Native mode

Native mode is, unsurprisingly, the mode used for maintaining a native package. The main difference to normal mode is that an upstream tarball is not needed. The consequence of this is that most operations, such as importing a new upstream release are not needed.

Setting up the package

Setting up the package is rather easy. If you already have some versions of the package then you can import the history, see the Importing History section below. If you are starting a new package, and you like to use dh_make, then the easiest way is to do that as normal, then build a source package using debuild -S, and then import that as outlined in Importing History.

If you wish to create a new package without using a tool like dh_make then you should see the next section.

If you have an existing package using another version control system then you may prefer to retain the full history by converting it to a Bazaar branch. Once you have done this then you should be able to build it using bzr-builddeb, but you need to tell it that it is a native package. The best way to do this is to use the configuration file, see the next section for details.

Whatever method you wish to use it will probably be beneficial to set up a shared repository for the package. Shared in this context means shared between your branches, rather than shared between users in a public location, the latter can be done later. To set up a repository then you should run (for a package named scruff)

$ bzr init-repo ~/packages/scruff/
$ cd ~/packages/scruff/

and then do all of your work in that directory.

Creating a New Package

Creating a new native package is little more than creating a new Bazaar branch and setting up the configuration file. To set up a branch then use the command

$ bzr init scruff/
$ cd scruff/

Now you have a branch that you will create the package in you need to tell bzr-builddeb that it will be a native package. To do this you need to create the configuration file .bzr-builddeb/default.conf. This contains the default options for the package. The file starts with a [BUILDDEB] header which states that the file is for use by bzr-builddeb. The option we are interested in is the native option. The commands to do this are:

$ mkdir .bzr-builddeb/
$ echo -e '[BUILDDEB]\nnative = True' > .bzr-builddeb/default.conf
$ bzr add .bzr-builddeb/default.conf

Now you are ready to create the package. Add all of the files for the package, and the packaging in debian/, and then you can add the files and commit and you are ready to build.

Importing History

If you have several versions of a package available then you can import the history to create your branch to work in. This is easy to do, you just need a collection of source packages to import. You use the import-dsc command to do the import. It takes a list of .dsc files to import as the argument.

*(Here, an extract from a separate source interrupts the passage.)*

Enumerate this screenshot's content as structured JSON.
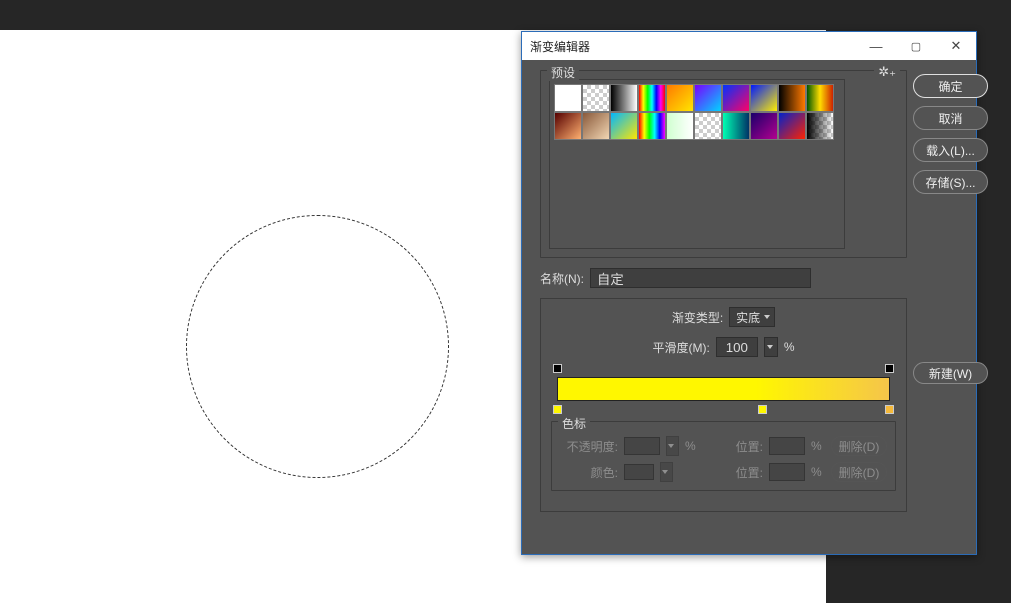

So if you have all of the history in one directory then you can run

$ bzr init scruff
$ cd scruff
$ bzr import-dsc *.dsc

which will create a branch named scruff, which will have the history populated with the information in the source packages. You can see this with bzr log in the branch, or bzr viz if you have bzr-gtk installed.

It is also possible to retrieve the .dsc files over HTTP, FTP or SFTP automatically. Just give the URIs to the files on the command line instead of local paths. For instance:

$ bzr import-dsc

As it is unwieldy to provide lots of URIs on the command line it is also possible to supply them in a text file. To do this create a text file where every non-blank line is the URI of a .dsc file, or the path to one on the local filesystem. The ordering does not matter, they will be reordered as needed to ensure the history is correct. For instance if the file package-sources contains the list for scruff then the command

$ bzr import-dsc -F package-sources

will import all of the .dsc files listed. You can provide both a file and a list of packages on the command line if you like.

All of the above takes care to create the configuration file that tells bzr-builddeb that you are building a native package, so you should not need to take any extra steps before building the package.

This import functionality is very convenient, but due to the nature of Bazaar it is not a good idea to do this more than once. If there are two contributors to a package, and they both do the import independently then they will find it difficult to merge between themselves, as the two branches are not related in Bazaar's eyes. What should be done is for one of the contributors to perform the import and then make the resulting branch available for the other to work from.

New upstream version

As there is no upstream for a native package then this step is redundant. All you need to do is update the version in debian/changelog. The dch command can help here, for instance

$ dch -i

will add a new changelog stanza, incrementing the version number, and allowing you to add a message for the new version.

There is a command provided by bzr-builddeb for importing a new upstream version. As there is no need to do this for a native package the command will refuse to run against a package that is marked as being native.